There are several Trillion dollars of government debt that are up for maturity over the next year and they will be refinanced at much higher cost to taxpayers. If you look at the adjacent chart, the interest expense is skyrocketing and this will continue for many years. This will contribute to the deficit and further pressure 10Yr interest rates higher.

Over the last decade, the Fed has funded the deficit which was called “monetizing debt” or printing money (if the deficit was $600B, the Fed bought $600B in Treasury bonds). This kept a lid on longer term rates during this period but now that the Fed is downsizing their balance sheet (quantitative tightening) this leaves the Treasury department fully exposed to the market’s price discovery mechanism. Not to mention, overseas holders of Treasury bonds (China, Japan & Europe) are reducing their US dollar holdings to offset the strong dollar.

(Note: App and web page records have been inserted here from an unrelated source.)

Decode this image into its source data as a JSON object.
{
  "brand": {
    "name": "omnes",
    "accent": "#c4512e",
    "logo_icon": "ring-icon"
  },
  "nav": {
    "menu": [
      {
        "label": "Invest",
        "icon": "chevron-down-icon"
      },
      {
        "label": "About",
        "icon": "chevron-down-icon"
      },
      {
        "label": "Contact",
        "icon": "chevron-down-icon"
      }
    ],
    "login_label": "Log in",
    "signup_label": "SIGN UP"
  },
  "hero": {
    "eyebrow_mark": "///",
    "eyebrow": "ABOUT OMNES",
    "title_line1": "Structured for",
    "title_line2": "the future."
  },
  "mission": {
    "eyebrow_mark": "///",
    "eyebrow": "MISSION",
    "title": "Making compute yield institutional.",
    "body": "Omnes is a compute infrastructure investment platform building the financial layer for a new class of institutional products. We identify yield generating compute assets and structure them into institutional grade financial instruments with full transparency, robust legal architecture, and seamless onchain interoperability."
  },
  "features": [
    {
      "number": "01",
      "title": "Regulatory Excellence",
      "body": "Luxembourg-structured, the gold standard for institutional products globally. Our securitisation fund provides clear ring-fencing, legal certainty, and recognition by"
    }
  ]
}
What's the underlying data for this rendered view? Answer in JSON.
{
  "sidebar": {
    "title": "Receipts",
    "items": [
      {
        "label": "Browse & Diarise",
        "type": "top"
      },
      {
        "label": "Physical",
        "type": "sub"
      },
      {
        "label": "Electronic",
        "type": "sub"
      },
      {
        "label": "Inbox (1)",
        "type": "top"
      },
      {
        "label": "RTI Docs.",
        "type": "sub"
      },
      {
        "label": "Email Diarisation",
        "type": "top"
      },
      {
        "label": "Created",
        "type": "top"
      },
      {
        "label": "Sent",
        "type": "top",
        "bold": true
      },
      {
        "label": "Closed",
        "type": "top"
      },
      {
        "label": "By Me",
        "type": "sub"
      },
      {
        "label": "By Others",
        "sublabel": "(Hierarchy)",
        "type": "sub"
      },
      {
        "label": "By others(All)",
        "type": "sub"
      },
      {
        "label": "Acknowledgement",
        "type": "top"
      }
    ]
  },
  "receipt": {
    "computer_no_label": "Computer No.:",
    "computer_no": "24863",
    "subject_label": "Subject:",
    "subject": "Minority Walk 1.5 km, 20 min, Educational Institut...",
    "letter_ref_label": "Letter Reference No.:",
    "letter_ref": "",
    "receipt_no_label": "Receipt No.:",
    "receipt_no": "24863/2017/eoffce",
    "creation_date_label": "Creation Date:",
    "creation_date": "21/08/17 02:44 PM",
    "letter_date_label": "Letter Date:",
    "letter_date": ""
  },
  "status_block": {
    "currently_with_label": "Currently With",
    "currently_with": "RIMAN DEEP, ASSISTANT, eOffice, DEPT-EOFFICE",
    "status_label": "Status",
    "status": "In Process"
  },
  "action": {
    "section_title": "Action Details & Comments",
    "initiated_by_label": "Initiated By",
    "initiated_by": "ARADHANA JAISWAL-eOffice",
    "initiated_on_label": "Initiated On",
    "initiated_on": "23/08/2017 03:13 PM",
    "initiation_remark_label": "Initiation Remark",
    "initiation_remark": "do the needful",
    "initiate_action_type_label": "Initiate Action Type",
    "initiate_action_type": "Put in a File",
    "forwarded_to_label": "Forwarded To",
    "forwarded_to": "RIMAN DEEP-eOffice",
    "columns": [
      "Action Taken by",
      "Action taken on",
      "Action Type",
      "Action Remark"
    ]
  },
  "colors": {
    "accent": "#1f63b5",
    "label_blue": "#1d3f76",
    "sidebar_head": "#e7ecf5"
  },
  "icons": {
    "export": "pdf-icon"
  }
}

The US Yield Curve

You can see below that longer tenor bonds are rising in yield as natural buyers of US Treasury bonds are becoming scarcer. And the longer the deficit lasts the more bonds that will need to be issued unless Congress raises taxes or reduces the footprint of government spending. However, a split government means that type of change will not be on the table until after the next Presidential election (2025).

Corporate Bonds

Higher interest costs also have the potential to eat into earnings – especially for below investment grade companies. As you can see in the chart to the right, interest costs are the highest since the financial crisis.

Fortunately, bond issuance was healthy this past week as investors return from vacation. Several companies cleared almost $50B of investment grade bonds at an average rate of 5.7%. Perhaps, these issuers sense the brewing risk of higher rates and want to lock-in at these levels before the yield curve adjusts to a higher for longer environment.

The S&P 500

The tide seems to have turned this past week on stocks. The catalyst is likely concerns on 10Yr yields and the price of oil spiking this past week due to a restrictive policy decision by OPEC. If correct, then a re-test of support at the August high (‘B’) at $432 or lower is likely this month.

Pressure is building on the Fed to tap the brakes on rate hikes as the lagged effect of such a sharp increase looks to be on the horizon for the bond market. It is good that labor markets continue to be strong but higher wages increases for 2025 may also mean a reduction in headcount for many companies. Inflation numbers are next week, BTW!

Have a great weekend!

Paul J McCarthy III CFA

President, Kisco Capital

Paul McCarthy

Mr. McCarthy is the President and founder of Kisco Capital.